> **TO DO**
Your answer should consist solely of the lines from the one holding "Parse this screenshot: output" through the final line of the entries, reproduced exactly and without pictures.

[[ AVAILABLE DATA open ]]

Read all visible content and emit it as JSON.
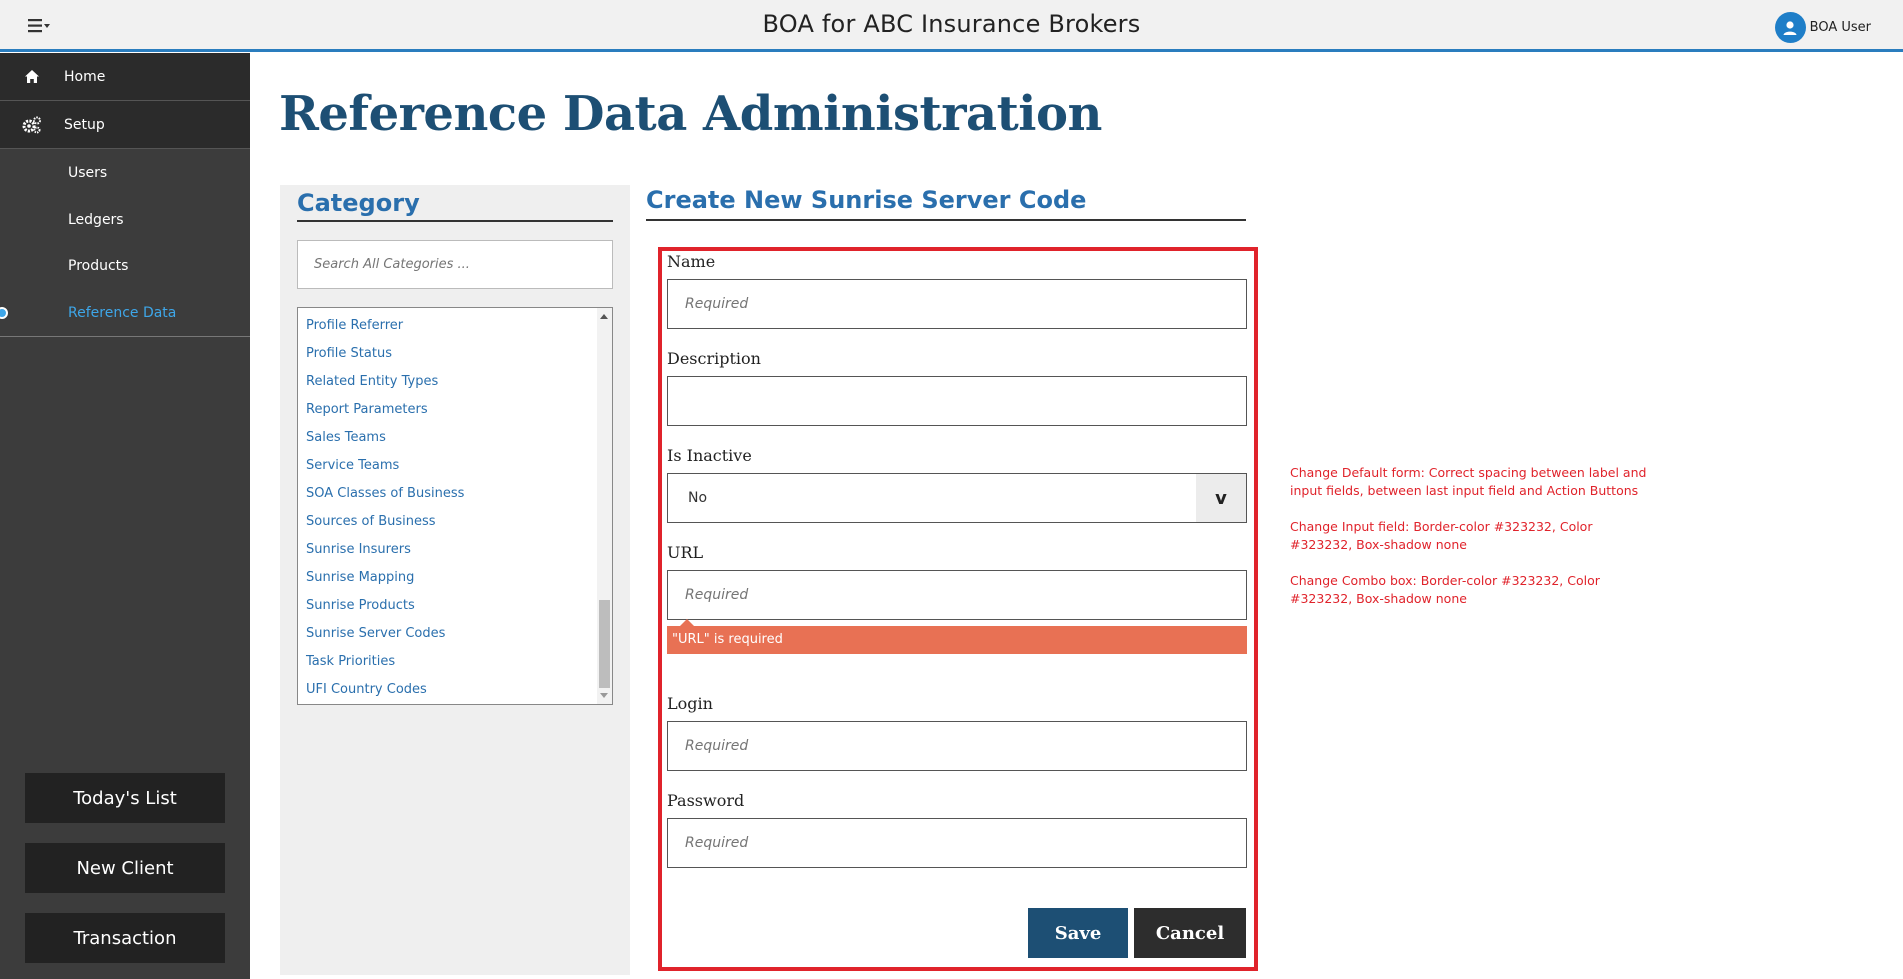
{
  "header": {
    "title": "BOA for ABC Insurance Brokers",
    "user_name": "BOA User"
  },
  "sidebar": {
    "main_items": [
      {
        "label": "Home",
        "icon": "home-icon"
      },
      {
        "label": "Setup",
        "icon": "gears-icon"
      }
    ],
    "sub_items": [
      {
        "label": "Users"
      },
      {
        "label": "Ledgers"
      },
      {
        "label": "Products"
      },
      {
        "label": "Reference Data"
      }
    ],
    "active_item": "Reference Data",
    "buttons": [
      "Today's List",
      "New Client",
      "Transaction"
    ]
  },
  "page": {
    "title": "Reference Data Administration"
  },
  "category": {
    "title": "Category",
    "search_placeholder": "Search All Categories ...",
    "items": [
      "Profile Referrer",
      "Profile Status",
      "Related Entity Types",
      "Report Parameters",
      "Sales Teams",
      "Service Teams",
      "SOA Classes of Business",
      "Sources of Business",
      "Sunrise Insurers",
      "Sunrise Mapping",
      "Sunrise Products",
      "Sunrise Server Codes",
      "Task Priorities",
      "UFI Country Codes"
    ]
  },
  "form": {
    "title": "Create New Sunrise Server Code",
    "name_label": "Name",
    "name_placeholder": "Required",
    "description_label": "Description",
    "description_value": "",
    "inactive_label": "Is Inactive",
    "inactive_value": "No",
    "inactive_arrow": "v",
    "url_label": "URL",
    "url_placeholder": "Required",
    "url_error": "\"URL\" is required",
    "login_label": "Login",
    "login_placeholder": "Required",
    "password_label": "Password",
    "password_placeholder": "Required",
    "save_label": "Save",
    "cancel_label": "Cancel"
  },
  "notes": [
    "Change Default form: Correct spacing between label and input fields, between last input field and Action Buttons",
    "Change Input field: Border-color #323232, Color #323232, Box-shadow none",
    "Change Combo box: Border-color #323232, Color #323232, Box-shadow none"
  ],
  "colors": {
    "accent_blue": "#2a7dbe",
    "title_blue": "#1d4f74",
    "sidebar_bg": "#3c3c3c",
    "annotation_red": "#e0232b",
    "error_bg": "#e87154"
  }
}
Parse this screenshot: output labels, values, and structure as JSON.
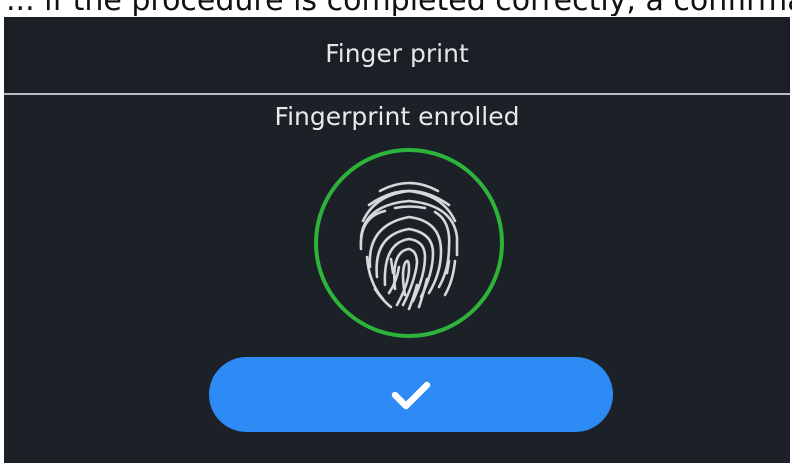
{
  "caption": "... if the procedure is completed correctly, a confirmation ...",
  "header": {
    "title": "Finger print"
  },
  "main": {
    "status": "Fingerprint enrolled",
    "fingerprint_icon": "fingerprint-icon",
    "ring_color": "#2eb33a"
  },
  "actions": {
    "confirm_icon": "check-icon",
    "confirm_color": "#2e8bf5"
  }
}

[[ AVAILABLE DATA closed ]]

> **RESULT FOR THIS TASK**
Parse this screenshot: output labels, values, and structure as JSON.
{
  "caption": "... if the procedure is completed correctly, a confirmation ...",
  "header": {
    "title": "Finger print"
  },
  "main": {
    "status": "Fingerprint enrolled",
    "fingerprint_icon": "fingerprint-icon",
    "ring_color": "#2eb33a"
  },
  "actions": {
    "confirm_icon": "check-icon",
    "confirm_color": "#2e8bf5"
  }
}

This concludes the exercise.